Repeat the whole listing exactly.

[INPUT RECORDS — start]

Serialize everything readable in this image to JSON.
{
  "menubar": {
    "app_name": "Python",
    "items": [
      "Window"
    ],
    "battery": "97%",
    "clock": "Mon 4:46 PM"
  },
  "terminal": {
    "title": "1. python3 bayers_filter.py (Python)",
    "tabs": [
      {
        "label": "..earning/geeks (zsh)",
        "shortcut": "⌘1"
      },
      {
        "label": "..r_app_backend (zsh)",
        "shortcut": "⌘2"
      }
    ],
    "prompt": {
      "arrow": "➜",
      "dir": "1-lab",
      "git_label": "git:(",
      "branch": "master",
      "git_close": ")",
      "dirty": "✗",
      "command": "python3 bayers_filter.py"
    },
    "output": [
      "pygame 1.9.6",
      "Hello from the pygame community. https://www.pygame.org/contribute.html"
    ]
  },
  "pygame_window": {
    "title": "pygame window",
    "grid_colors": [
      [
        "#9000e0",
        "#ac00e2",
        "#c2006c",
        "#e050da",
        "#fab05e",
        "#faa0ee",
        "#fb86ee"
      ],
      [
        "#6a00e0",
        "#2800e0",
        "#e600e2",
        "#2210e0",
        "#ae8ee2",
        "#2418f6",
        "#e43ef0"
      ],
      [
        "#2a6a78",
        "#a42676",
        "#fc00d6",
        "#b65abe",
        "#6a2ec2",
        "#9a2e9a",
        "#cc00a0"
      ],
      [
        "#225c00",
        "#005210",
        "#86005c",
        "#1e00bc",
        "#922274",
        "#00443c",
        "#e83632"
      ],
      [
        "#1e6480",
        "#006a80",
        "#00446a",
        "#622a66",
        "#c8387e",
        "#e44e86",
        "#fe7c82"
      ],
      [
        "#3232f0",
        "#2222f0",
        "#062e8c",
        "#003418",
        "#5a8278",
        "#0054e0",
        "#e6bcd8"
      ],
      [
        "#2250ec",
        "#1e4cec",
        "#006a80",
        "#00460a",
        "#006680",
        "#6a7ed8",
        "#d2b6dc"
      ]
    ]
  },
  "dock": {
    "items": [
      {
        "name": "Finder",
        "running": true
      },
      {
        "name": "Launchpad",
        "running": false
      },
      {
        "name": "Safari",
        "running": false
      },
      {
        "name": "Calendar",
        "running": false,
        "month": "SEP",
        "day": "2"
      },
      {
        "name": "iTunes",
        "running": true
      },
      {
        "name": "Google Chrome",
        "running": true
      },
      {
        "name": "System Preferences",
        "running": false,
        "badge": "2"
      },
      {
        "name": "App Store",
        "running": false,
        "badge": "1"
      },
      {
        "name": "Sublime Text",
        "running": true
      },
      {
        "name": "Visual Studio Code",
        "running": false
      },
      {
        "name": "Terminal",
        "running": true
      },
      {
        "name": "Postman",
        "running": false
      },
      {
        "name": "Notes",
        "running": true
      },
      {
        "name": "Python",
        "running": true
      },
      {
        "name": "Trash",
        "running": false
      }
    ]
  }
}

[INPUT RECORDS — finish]

§ WRITTEN RESPONSE
Serialize everything readable in this image to JSON.
{
  "menubar": {
    "app_name": "Python",
    "items": [
      "Window"
    ],
    "battery": "97%",
    "clock": "Mon 4:46 PM"
  },
  "terminal": {
    "title": "1. python3 bayers_filter.py (Python)",
    "tabs": [
      {
        "label": "..earning/geeks (zsh)",
        "shortcut": "⌘1"
      },
      {
        "label": "..r_app_backend (zsh)",
        "shortcut": "⌘2"
      }
    ],
    "prompt": {
      "arrow": "➜",
      "dir": "1-lab",
      "git_label": "git:(",
      "branch": "master",
      "git_close": ")",
      "dirty": "✗",
      "command": "python3 bayers_filter.py"
    },
    "output": [
      "pygame 1.9.6",
      "Hello from the pygame community. https://www.pygame.org/contribute.html"
    ]
  },
  "pygame_window": {
    "title": "pygame window",
    "grid_colors": [
      [
        "#9000e0",
        "#ac00e2",
        "#c2006c",
        "#e050da",
        "#fab05e",
        "#faa0ee",
        "#fb86ee"
      ],
      [
        "#6a00e0",
        "#2800e0",
        "#e600e2",
        "#2210e0",
        "#ae8ee2",
        "#2418f6",
        "#e43ef0"
      ],
      [
        "#2a6a78",
        "#a42676",
        "#fc00d6",
        "#b65abe",
        "#6a2ec2",
        "#9a2e9a",
        "#cc00a0"
      ],
      [
        "#225c00",
        "#005210",
        "#86005c",
        "#1e00bc",
        "#922274",
        "#00443c",
        "#e83632"
      ],
      [
        "#1e6480",
        "#006a80",
        "#00446a",
        "#622a66",
        "#c8387e",
        "#e44e86",
        "#fe7c82"
      ],
      [
        "#3232f0",
        "#2222f0",
        "#062e8c",
        "#003418",
        "#5a8278",
        "#0054e0",
        "#e6bcd8"
      ],
      [
        "#2250ec",
        "#1e4cec",
        "#006a80",
        "#00460a",
        "#006680",
        "#6a7ed8",
        "#d2b6dc"
      ]
    ]
  },
  "dock": {
    "items": [
      {
        "name": "Finder",
        "running": true
      },
      {
        "name": "Launchpad",
        "running": false
      },
      {
        "name": "Safari",
        "running": false
      },
      {
        "name": "Calendar",
        "running": false,
        "month": "SEP",
        "day": "2"
      },
      {
        "name": "iTunes",
        "running": true
      },
      {
        "name": "Google Chrome",
        "running": true
      },
      {
        "name": "System Preferences",
        "running": false,
        "badge": "2"
      },
      {
        "name": "App Store",
        "running": false,
        "badge": "1"
      },
      {
        "name": "Sublime Text",
        "running": true
      },
      {
        "name": "Visual Studio Code",
        "running": false
      },
      {
        "name": "Terminal",
        "running": true
      },
      {
        "name": "Postman",
        "running": false
      },
      {
        "name": "Notes",
        "running": true
      },
      {
        "name": "Python",
        "running": true
      },
      {
        "name": "Trash",
        "running": false
      }
    ]
  }
}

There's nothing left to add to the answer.